BAGHDAD - Even in Saddam Hussein's ruthless regime, "Chemical Ali" stood apart, notable for his role in gassing 5 000 people in a Kurdish village - the deadliest chemical weapons attack ever against civilians.
Ali Hassan al-Majid was hanged on Monday, leaving a notorious legacy that stamped Saddam's regime as capable of unimaginable cruelty and brought unsettling questions about Iraq's stockpiles of poison gas and whether it could unleash them again.
The poison gas clouds that struck the village of Halabja began what would become an about-face by Washington - which had supported Saddam during the eight-year war against Iran's new Islamic state in the 1980s, but soon became his arch-foe and protector of the Kurds in their northern enclave.
"I want to kiss the hangman's rope," said Kamil Mahmoud, a 40-year-old teacher who lost eight family members in the March 16 1988 attack in Iraq's Kurdish region.
Photos taken after the Halabja attack showed bodies of men, women, children and animals lying in heaps on the streets.
Al-Majid, 68, was executed about a week after he received his fourth death sentence since facing Iraqi courts after the fall of Saddam. He was one of the last high-profile members of the former Sunni-led regime still on trial in Iraq.
The only public record of the execution so far are two photos shown briefly on state TV - one of him wearing red prison coveralls and the other of him on the gallows with a black hood over his head. The mood was far more controlled than the taunting reported at Saddam's hanging in December 2006.
Iraq's government spokesperson Ali al-Dabbagh gave no other details of the execution.
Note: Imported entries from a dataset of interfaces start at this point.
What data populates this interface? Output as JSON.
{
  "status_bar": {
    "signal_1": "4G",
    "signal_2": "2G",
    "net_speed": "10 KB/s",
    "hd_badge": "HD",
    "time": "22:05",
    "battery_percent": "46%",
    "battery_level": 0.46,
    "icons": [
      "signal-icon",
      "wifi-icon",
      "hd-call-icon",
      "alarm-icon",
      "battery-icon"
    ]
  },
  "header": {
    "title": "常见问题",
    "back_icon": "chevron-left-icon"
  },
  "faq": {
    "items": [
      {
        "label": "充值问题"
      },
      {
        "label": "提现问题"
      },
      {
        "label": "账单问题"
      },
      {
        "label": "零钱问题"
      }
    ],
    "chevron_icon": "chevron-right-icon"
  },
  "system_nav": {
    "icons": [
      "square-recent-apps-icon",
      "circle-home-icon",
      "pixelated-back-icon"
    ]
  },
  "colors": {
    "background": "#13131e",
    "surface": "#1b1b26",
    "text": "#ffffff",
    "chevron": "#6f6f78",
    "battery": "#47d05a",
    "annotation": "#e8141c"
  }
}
But that didn't stop speculation that three deadly suicide attacks in Baghdad - just before the official announcement of the death - could have been retaliation for the act.
Al-Majid, who bore a striking resemblance to Saddam, carried out some of the regime's bloodiest missions.
In 1988, as the Iran-Iraq war was winding down, al-Majid commanded a scorched-earth campaign known as Anfal to wipe out a Kurdish rebellion in the north. An estimated 100000 people - most of them civilians - were killed over less than a year after Saddam suspected the non-Arab Kurds of siding with Persian Iran during the war. But it was the Halabja attack that riveted the world's attention.
He led a sweeping campaign, crushing a Shiite uprising in southern Iraq after Saddam's military was driven from Kuwait in 1991.
Al-Majid was a warrant officer and motorcycle messenger in the army before Saddam's Baath party took power in a 1968 coup.
He was promoted to general and served as defence minister from 1991 to 1995, as well as a regional party leader. -Sapa-AP